┌──

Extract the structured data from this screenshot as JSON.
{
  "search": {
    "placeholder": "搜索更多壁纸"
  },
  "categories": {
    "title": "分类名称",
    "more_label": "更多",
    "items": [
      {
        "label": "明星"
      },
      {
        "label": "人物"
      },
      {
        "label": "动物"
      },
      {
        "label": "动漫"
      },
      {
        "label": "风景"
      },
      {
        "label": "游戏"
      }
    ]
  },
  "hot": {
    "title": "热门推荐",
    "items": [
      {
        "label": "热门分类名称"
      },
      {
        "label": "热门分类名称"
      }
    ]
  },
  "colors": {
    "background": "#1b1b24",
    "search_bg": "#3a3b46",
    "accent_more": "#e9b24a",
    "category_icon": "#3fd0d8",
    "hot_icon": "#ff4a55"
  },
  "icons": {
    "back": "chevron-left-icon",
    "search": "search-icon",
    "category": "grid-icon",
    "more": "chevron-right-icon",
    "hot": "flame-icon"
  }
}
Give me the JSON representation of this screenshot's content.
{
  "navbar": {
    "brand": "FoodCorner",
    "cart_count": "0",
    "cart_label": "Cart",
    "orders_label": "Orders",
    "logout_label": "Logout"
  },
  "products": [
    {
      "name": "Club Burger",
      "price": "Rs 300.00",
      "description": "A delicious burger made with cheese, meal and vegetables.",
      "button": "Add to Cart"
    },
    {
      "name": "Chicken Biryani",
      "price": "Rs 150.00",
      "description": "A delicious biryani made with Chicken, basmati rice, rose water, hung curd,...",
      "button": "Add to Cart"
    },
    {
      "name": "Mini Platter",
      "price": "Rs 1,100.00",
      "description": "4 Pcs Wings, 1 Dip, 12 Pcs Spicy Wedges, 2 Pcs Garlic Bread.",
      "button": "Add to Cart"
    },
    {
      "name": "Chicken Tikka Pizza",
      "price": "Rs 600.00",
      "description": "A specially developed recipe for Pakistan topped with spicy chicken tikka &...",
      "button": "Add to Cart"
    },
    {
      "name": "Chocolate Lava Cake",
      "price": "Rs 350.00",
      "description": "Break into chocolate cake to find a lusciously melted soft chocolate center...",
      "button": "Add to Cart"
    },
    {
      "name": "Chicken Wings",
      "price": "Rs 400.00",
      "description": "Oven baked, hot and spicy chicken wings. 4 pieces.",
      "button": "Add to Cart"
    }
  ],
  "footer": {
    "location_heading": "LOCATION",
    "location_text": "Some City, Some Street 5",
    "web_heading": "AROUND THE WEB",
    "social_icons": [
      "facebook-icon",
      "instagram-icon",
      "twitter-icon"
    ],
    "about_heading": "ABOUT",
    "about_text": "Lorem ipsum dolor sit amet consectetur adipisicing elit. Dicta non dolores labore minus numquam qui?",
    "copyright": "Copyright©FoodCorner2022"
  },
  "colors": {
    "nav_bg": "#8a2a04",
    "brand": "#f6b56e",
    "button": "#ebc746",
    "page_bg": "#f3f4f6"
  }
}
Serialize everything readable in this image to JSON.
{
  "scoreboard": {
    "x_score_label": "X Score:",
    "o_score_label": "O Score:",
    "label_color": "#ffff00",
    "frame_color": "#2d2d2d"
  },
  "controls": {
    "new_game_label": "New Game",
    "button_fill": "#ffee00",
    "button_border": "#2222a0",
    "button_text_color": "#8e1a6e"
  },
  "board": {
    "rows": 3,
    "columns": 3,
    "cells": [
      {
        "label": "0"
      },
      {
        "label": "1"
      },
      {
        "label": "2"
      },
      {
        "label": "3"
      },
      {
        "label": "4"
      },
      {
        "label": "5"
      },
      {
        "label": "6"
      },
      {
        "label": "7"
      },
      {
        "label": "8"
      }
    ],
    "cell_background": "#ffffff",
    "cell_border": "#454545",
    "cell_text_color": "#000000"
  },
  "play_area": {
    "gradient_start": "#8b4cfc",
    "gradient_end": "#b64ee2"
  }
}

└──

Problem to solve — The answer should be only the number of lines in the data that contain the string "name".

Task result — 6